6. Sauté, stirring for several minutes, until the rice begins to turn from translucent to almost milky in color. Gradually add the stock, stirring to mix the ingredients together and then spreading them out evenly in the pan. The stock should just cover the rice; if it does not, add a little bit more. Bring to a boil, add salt and pepper to taste. Do not stir the rice again.
7. Place the chicken, skin side up, around the circumference of the pan, about 2-inches from the sides of the pan. Tuck two clams into the rice next to each piece of chicken and then lay the lobster pieces on the opposite side. Overlap the claws in the center of the dish and scatter the peas over all. Place the dish in the oven and bake for 20 minutes, or until the rice has completely absorbed the stock and appears moist but not wet, and the clams have opened (discard any unopened clams).

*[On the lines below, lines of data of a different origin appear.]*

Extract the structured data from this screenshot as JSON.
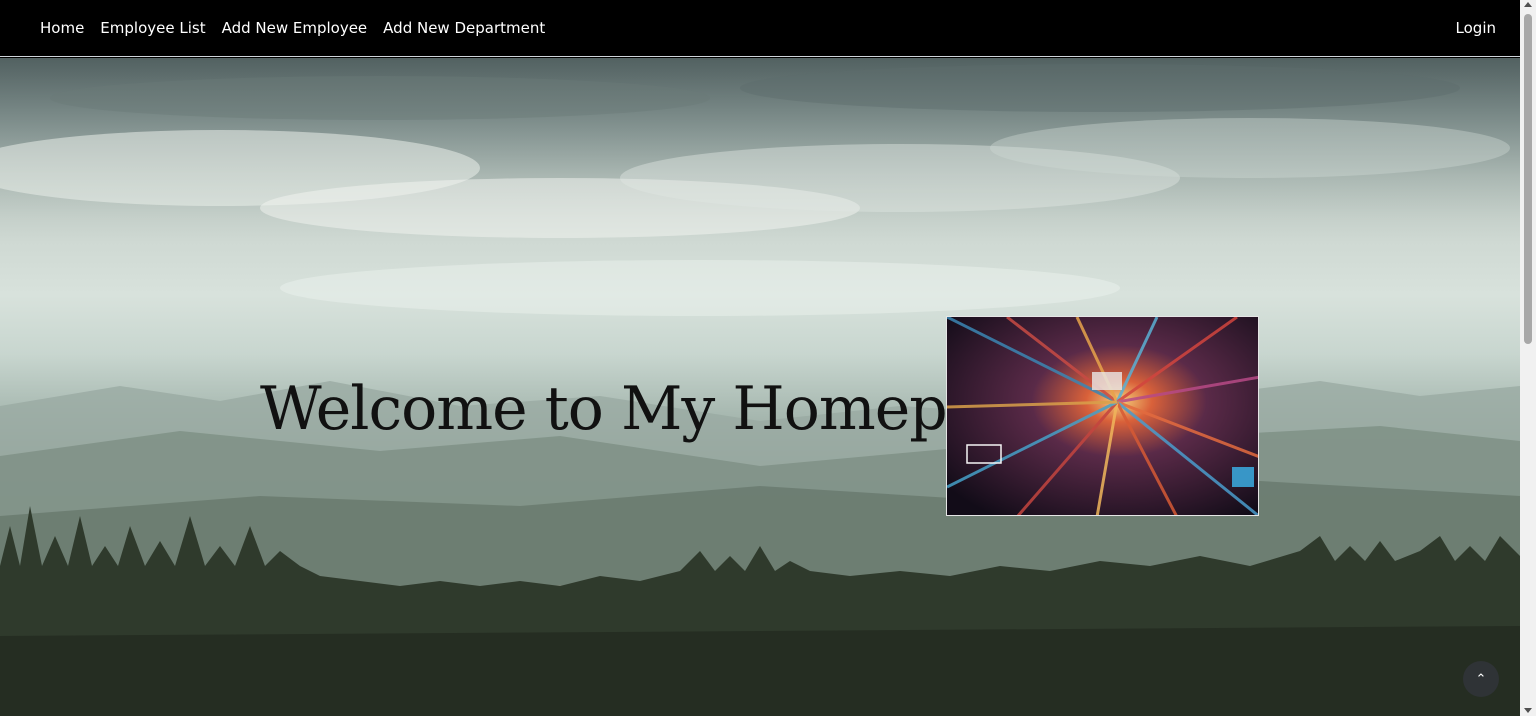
{
  "nav": {
    "items": [
      {
        "label": "Home"
      },
      {
        "label": "Employee List"
      },
      {
        "label": "Add New Employee"
      },
      {
        "label": "Add New Department"
      }
    ],
    "login_label": "Login"
  },
  "hero": {
    "title": "Welcome to My Homepage",
    "background_image": "misty-mountain-forest-landscape",
    "side_image": "city-aerial-night-image"
  },
  "scroll_top": {
    "icon": "chevron-up-icon",
    "glyph": "⌃"
  },
  "colors": {
    "navbar_bg": "#000000",
    "nav_text": "#ffffff",
    "title_text": "#111111",
    "scroll_button_bg": "#2f3336"
  }
}
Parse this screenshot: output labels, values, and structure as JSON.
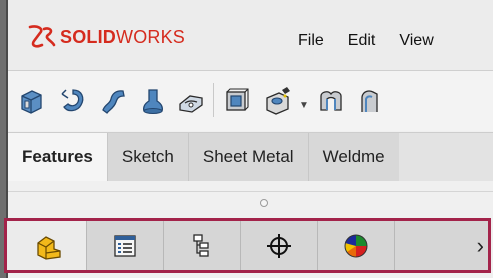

8. Remove the pan from the oven and allow to rest for 2 to 3 minutes. Lay the lemon wedges on the side of the pan. Serve the paella directly from the pan.